Community, Zoo Staff Mourn the Loss of Scotty

by Stephanie Crosby

Life goes on at the Louisville Zoo, though director John Walczak says the loss of three-year-old elephant Scotty has been hard on employees there. Scotty was euthanized last night after a week-long gastrointestinal illness.

Walczak says Scotty was beloved by the community and by his keepers, and his loss has been difficult to deal with.

“It’s a very sad time,” says Walczak. “They’re professionals, but this is a devastating setback, but they’re all in there right now, doing their jobs, and doing it very professionally, but it’s been very hard. We’re concerned and we’re taking care of each other to get through this.”
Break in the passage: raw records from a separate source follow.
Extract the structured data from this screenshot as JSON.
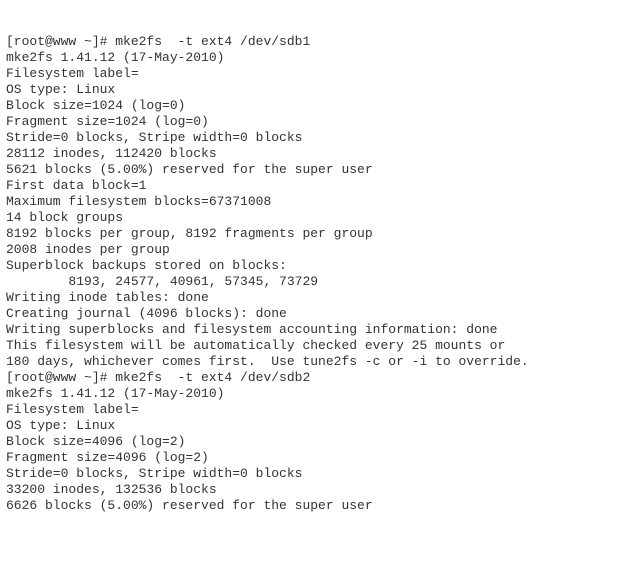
{
  "lines": [
    "[root@www ~]# mke2fs  -t ext4 /dev/sdb1",
    "mke2fs 1.41.12 (17-May-2010)",
    "Filesystem label=",
    "OS type: Linux",
    "Block size=1024 (log=0)",
    "Fragment size=1024 (log=0)",
    "Stride=0 blocks, Stripe width=0 blocks",
    "28112 inodes, 112420 blocks",
    "5621 blocks (5.00%) reserved for the super user",
    "First data block=1",
    "Maximum filesystem blocks=67371008",
    "14 block groups",
    "8192 blocks per group, 8192 fragments per group",
    "2008 inodes per group",
    "Superblock backups stored on blocks:",
    "        8193, 24577, 40961, 57345, 73729",
    "",
    "Writing inode tables: done",
    "Creating journal (4096 blocks): done",
    "Writing superblocks and filesystem accounting information: done",
    "",
    "This filesystem will be automatically checked every 25 mounts or",
    "180 days, whichever comes first.  Use tune2fs -c or -i to override.",
    "[root@www ~]# mke2fs  -t ext4 /dev/sdb2",
    "mke2fs 1.41.12 (17-May-2010)",
    "Filesystem label=",
    "OS type: Linux",
    "Block size=4096 (log=2)",
    "Fragment size=4096 (log=2)",
    "Stride=0 blocks, Stripe width=0 blocks",
    "33200 inodes, 132536 blocks",
    "6626 blocks (5.00%) reserved for the super user"
  ]
}
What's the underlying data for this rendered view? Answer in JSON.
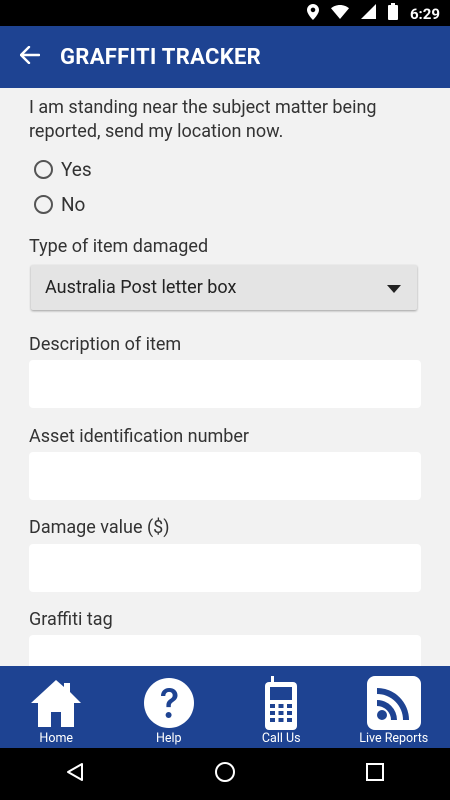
{
  "status": {
    "time": "6:29"
  },
  "appbar": {
    "title": "GRAFFITI TRACKER"
  },
  "form": {
    "location_question": "I am standing near the subject matter being reported, send my location now.",
    "yes_label": "Yes",
    "no_label": "No",
    "item_type_label": "Type of item damaged",
    "item_type_value": "Australia Post letter box",
    "description_label": "Description of item",
    "asset_id_label": "Asset identification number",
    "damage_value_label": "Damage value ($)",
    "graffiti_tag_label": "Graffiti tag"
  },
  "bottomnav": {
    "home": "Home",
    "help": "Help",
    "call_us": "Call Us",
    "live_reports": "Live Reports"
  },
  "colors": {
    "primary": "#1e4392",
    "field_bg": "#ffffff",
    "page_bg": "#f2f2f2"
  }
}
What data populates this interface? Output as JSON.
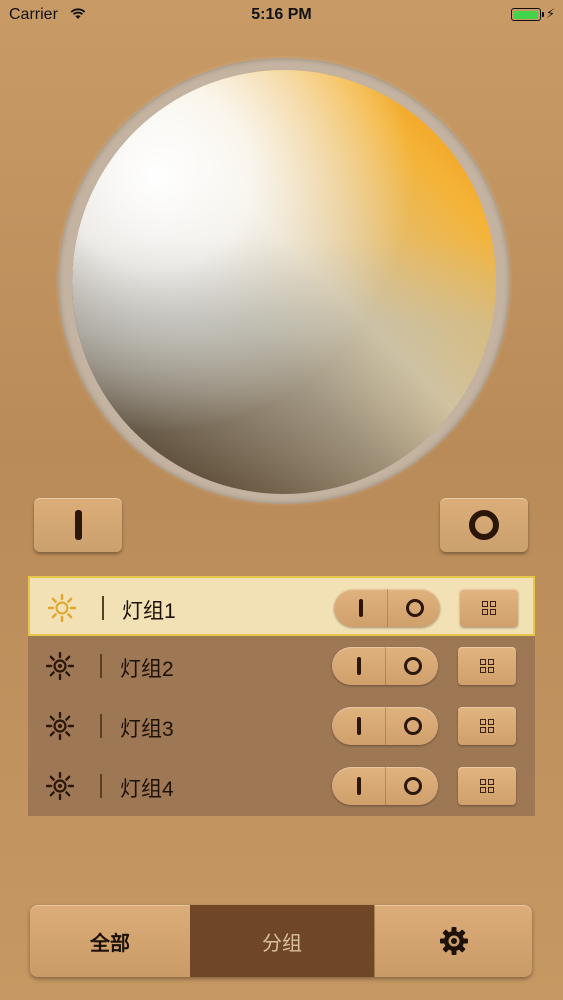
{
  "status_bar": {
    "carrier": "Carrier",
    "time": "5:16 PM",
    "battery_level": 1.0
  },
  "controls": {
    "all_on_icon": "power-on-bar-icon",
    "all_off_icon": "power-off-ring-icon"
  },
  "groups": [
    {
      "name": "灯组1",
      "selected": true
    },
    {
      "name": "灯组2",
      "selected": false
    },
    {
      "name": "灯组3",
      "selected": false
    },
    {
      "name": "灯组4",
      "selected": false
    }
  ],
  "tabs": {
    "all": "全部",
    "group": "分组",
    "settings_icon": "gear-icon",
    "active": "group"
  },
  "colors": {
    "selected_row_bg": "#f1e1b4",
    "active_tab_bg": "#6f4626",
    "list_bg": "#9e7855"
  }
}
Walczak says they’re setting up a memorial outside the zoo’s offices where people can leave notes and drawings of Scotty. They’re also accepting donations that will be given to elephant conservation, and they’ve put a memorial on the zoo’s Facebook page.